*** Block opens ***
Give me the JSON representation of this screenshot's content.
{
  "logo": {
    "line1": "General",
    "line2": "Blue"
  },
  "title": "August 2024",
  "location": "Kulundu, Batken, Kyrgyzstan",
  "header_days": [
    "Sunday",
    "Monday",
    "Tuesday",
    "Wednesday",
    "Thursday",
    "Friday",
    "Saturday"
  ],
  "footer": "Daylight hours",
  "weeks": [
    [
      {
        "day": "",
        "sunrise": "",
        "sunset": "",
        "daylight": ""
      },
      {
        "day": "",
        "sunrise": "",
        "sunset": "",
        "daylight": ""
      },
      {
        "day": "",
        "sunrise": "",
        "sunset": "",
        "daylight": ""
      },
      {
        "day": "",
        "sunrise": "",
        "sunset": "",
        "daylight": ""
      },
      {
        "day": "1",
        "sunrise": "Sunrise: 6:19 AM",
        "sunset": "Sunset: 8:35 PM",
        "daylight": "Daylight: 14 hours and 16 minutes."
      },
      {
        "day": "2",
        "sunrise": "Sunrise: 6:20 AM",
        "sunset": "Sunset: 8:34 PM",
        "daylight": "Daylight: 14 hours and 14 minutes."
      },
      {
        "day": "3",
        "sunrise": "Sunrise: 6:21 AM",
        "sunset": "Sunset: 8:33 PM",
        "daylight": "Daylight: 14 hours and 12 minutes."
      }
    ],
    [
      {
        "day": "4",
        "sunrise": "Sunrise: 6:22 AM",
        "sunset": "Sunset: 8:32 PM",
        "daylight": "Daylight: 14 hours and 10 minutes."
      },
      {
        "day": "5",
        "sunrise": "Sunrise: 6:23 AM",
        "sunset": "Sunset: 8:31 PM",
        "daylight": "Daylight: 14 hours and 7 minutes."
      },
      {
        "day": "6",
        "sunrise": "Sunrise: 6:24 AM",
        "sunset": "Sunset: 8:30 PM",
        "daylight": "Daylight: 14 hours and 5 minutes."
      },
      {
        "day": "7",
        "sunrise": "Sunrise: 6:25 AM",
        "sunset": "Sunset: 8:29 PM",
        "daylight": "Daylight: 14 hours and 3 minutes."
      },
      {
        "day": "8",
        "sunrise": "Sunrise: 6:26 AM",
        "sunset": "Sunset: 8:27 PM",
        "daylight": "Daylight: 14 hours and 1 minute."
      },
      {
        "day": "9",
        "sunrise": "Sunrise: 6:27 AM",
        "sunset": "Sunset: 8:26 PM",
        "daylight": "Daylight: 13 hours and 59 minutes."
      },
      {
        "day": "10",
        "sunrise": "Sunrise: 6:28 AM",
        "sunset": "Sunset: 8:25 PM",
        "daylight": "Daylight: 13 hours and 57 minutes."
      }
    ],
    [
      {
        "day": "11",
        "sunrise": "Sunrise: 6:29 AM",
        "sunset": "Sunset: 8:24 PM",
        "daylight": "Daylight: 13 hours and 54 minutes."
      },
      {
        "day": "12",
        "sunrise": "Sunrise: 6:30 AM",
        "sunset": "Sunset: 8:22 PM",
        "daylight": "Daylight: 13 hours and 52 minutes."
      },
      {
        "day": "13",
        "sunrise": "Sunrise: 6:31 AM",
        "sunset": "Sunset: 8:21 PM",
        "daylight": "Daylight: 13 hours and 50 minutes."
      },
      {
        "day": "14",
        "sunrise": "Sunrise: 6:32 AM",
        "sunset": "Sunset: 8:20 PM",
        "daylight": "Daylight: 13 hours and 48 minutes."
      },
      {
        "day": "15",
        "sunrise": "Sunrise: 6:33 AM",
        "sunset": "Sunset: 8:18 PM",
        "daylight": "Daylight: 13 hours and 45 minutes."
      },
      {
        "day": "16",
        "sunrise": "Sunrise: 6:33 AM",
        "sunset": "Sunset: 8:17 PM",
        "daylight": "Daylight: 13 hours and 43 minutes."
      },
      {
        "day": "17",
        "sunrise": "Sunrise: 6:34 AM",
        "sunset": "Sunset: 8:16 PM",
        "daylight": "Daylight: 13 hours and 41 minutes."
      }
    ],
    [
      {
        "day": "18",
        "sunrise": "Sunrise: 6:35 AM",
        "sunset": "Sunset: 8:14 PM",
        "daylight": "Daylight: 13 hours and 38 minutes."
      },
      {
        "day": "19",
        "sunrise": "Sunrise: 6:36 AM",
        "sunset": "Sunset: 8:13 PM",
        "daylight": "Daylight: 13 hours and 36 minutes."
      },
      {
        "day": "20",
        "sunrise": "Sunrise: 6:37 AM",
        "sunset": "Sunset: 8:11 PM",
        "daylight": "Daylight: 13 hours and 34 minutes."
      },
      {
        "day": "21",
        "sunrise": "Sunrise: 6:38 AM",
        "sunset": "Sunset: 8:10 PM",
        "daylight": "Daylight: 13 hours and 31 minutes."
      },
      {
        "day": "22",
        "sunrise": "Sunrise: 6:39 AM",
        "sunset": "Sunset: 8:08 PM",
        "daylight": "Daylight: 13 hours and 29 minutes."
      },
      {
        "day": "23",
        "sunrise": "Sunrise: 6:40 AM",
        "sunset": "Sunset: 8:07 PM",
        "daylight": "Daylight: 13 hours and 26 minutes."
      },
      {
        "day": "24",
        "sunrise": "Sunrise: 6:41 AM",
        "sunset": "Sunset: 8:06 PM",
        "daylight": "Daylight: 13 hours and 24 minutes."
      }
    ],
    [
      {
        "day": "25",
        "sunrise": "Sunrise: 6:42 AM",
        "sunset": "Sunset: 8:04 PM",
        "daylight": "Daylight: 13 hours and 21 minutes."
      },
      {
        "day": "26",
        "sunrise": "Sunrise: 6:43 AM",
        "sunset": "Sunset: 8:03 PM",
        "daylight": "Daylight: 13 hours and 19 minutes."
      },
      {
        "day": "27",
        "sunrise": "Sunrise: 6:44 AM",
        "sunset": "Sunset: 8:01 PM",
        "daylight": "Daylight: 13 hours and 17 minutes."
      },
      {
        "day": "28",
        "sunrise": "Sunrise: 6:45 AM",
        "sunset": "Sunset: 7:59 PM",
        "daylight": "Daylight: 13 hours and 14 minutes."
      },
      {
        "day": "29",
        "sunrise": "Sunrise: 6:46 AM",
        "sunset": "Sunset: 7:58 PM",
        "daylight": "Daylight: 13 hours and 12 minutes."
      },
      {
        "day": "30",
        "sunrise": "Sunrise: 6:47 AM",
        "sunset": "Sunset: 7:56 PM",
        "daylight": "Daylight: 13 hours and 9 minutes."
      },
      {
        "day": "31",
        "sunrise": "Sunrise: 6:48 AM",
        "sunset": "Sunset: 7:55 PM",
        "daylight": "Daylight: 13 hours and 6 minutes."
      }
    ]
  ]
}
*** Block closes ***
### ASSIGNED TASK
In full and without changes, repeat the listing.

### OUTPUT OF THE EXERCISE
Give me the JSON representation of this screenshot's content.
{
  "logo": {
    "line1": "General",
    "line2": "Blue"
  },
  "title": "August 2024",
  "location": "Kulundu, Batken, Kyrgyzstan",
  "header_days": [
    "Sunday",
    "Monday",
    "Tuesday",
    "Wednesday",
    "Thursday",
    "Friday",
    "Saturday"
  ],
  "footer": "Daylight hours",
  "weeks": [
    [
      {
        "day": "",
        "sunrise": "",
        "sunset": "",
        "daylight": ""
      },
      {
        "day": "",
        "sunrise": "",
        "sunset": "",
        "daylight": ""
      },
      {
        "day": "",
        "sunrise": "",
        "sunset": "",
        "daylight": ""
      },
      {
        "day": "",
        "sunrise": "",
        "sunset": "",
        "daylight": ""
      },
      {
        "day": "1",
        "sunrise": "Sunrise: 6:19 AM",
        "sunset": "Sunset: 8:35 PM",
        "daylight": "Daylight: 14 hours and 16 minutes."
      },
      {
        "day": "2",
        "sunrise": "Sunrise: 6:20 AM",
        "sunset": "Sunset: 8:34 PM",
        "daylight": "Daylight: 14 hours and 14 minutes."
      },
      {
        "day": "3",
        "sunrise": "Sunrise: 6:21 AM",
        "sunset": "Sunset: 8:33 PM",
        "daylight": "Daylight: 14 hours and 12 minutes."
      }
    ],
    [
      {
        "day": "4",
        "sunrise": "Sunrise: 6:22 AM",
        "sunset": "Sunset: 8:32 PM",
        "daylight": "Daylight: 14 hours and 10 minutes."
      },
      {
        "day": "5",
        "sunrise": "Sunrise: 6:23 AM",
        "sunset": "Sunset: 8:31 PM",
        "daylight": "Daylight: 14 hours and 7 minutes."
      },
      {
        "day": "6",
        "sunrise": "Sunrise: 6:24 AM",
        "sunset": "Sunset: 8:30 PM",
        "daylight": "Daylight: 14 hours and 5 minutes."
      },
      {
        "day": "7",
        "sunrise": "Sunrise: 6:25 AM",
        "sunset": "Sunset: 8:29 PM",
        "daylight": "Daylight: 14 hours and 3 minutes."
      },
      {
        "day": "8",
        "sunrise": "Sunrise: 6:26 AM",
        "sunset": "Sunset: 8:27 PM",
        "daylight": "Daylight: 14 hours and 1 minute."
      },
      {
        "day": "9",
        "sunrise": "Sunrise: 6:27 AM",
        "sunset": "Sunset: 8:26 PM",
        "daylight": "Daylight: 13 hours and 59 minutes."
      },
      {
        "day": "10",
        "sunrise": "Sunrise: 6:28 AM",
        "sunset": "Sunset: 8:25 PM",
        "daylight": "Daylight: 13 hours and 57 minutes."
      }
    ],
    [
      {
        "day": "11",
        "sunrise": "Sunrise: 6:29 AM",
        "sunset": "Sunset: 8:24 PM",
        "daylight": "Daylight: 13 hours and 54 minutes."
      },
      {
        "day": "12",
        "sunrise": "Sunrise: 6:30 AM",
        "sunset": "Sunset: 8:22 PM",
        "daylight": "Daylight: 13 hours and 52 minutes."
      },
      {
        "day": "13",
        "sunrise": "Sunrise: 6:31 AM",
        "sunset": "Sunset: 8:21 PM",
        "daylight": "Daylight: 13 hours and 50 minutes."
      },
      {
        "day": "14",
        "sunrise": "Sunrise: 6:32 AM",
        "sunset": "Sunset: 8:20 PM",
        "daylight": "Daylight: 13 hours and 48 minutes."
      },
      {
        "day": "15",
        "sunrise": "Sunrise: 6:33 AM",
        "sunset": "Sunset: 8:18 PM",
        "daylight": "Daylight: 13 hours and 45 minutes."
      },
      {
        "day": "16",
        "sunrise": "Sunrise: 6:33 AM",
        "sunset": "Sunset: 8:17 PM",
        "daylight": "Daylight: 13 hours and 43 minutes."
      },
      {
        "day": "17",
        "sunrise": "Sunrise: 6:34 AM",
        "sunset": "Sunset: 8:16 PM",
        "daylight": "Daylight: 13 hours and 41 minutes."
      }
    ],
    [
      {
        "day": "18",
        "sunrise": "Sunrise: 6:35 AM",
        "sunset": "Sunset: 8:14 PM",
        "daylight": "Daylight: 13 hours and 38 minutes."
      },
      {
        "day": "19",
        "sunrise": "Sunrise: 6:36 AM",
        "sunset": "Sunset: 8:13 PM",
        "daylight": "Daylight: 13 hours and 36 minutes."
      },
      {
        "day": "20",
        "sunrise": "Sunrise: 6:37 AM",
        "sunset": "Sunset: 8:11 PM",
        "daylight": "Daylight: 13 hours and 34 minutes."
      },
      {
        "day": "21",
        "sunrise": "Sunrise: 6:38 AM",
        "sunset": "Sunset: 8:10 PM",
        "daylight": "Daylight: 13 hours and 31 minutes."
      },
      {
        "day": "22",
        "sunrise": "Sunrise: 6:39 AM",
        "sunset": "Sunset: 8:08 PM",
        "daylight": "Daylight: 13 hours and 29 minutes."
      },
      {
        "day": "23",
        "sunrise": "Sunrise: 6:40 AM",
        "sunset": "Sunset: 8:07 PM",
        "daylight": "Daylight: 13 hours and 26 minutes."
      },
      {
        "day": "24",
        "sunrise": "Sunrise: 6:41 AM",
        "sunset": "Sunset: 8:06 PM",
        "daylight": "Daylight: 13 hours and 24 minutes."
      }
    ],
    [
      {
        "day": "25",
        "sunrise": "Sunrise: 6:42 AM",
        "sunset": "Sunset: 8:04 PM",
        "daylight": "Daylight: 13 hours and 21 minutes."
      },
      {
        "day": "26",
        "sunrise": "Sunrise: 6:43 AM",
        "sunset": "Sunset: 8:03 PM",
        "daylight": "Daylight: 13 hours and 19 minutes."
      },
      {
        "day": "27",
        "sunrise": "Sunrise: 6:44 AM",
        "sunset": "Sunset: 8:01 PM",
        "daylight": "Daylight: 13 hours and 17 minutes."
      },
      {
        "day": "28",
        "sunrise": "Sunrise: 6:45 AM",
        "sunset": "Sunset: 7:59 PM",
        "daylight": "Daylight: 13 hours and 14 minutes."
      },
      {
        "day": "29",
        "sunrise": "Sunrise: 6:46 AM",
        "sunset": "Sunset: 7:58 PM",
        "daylight": "Daylight: 13 hours and 12 minutes."
      },
      {
        "day": "30",
        "sunrise": "Sunrise: 6:47 AM",
        "sunset": "Sunset: 7:56 PM",
        "daylight": "Daylight: 13 hours and 9 minutes."
      },
      {
        "day": "31",
        "sunrise": "Sunrise: 6:48 AM",
        "sunset": "Sunset: 7:55 PM",
        "daylight": "Daylight: 13 hours and 6 minutes."
      }
    ]
  ]
}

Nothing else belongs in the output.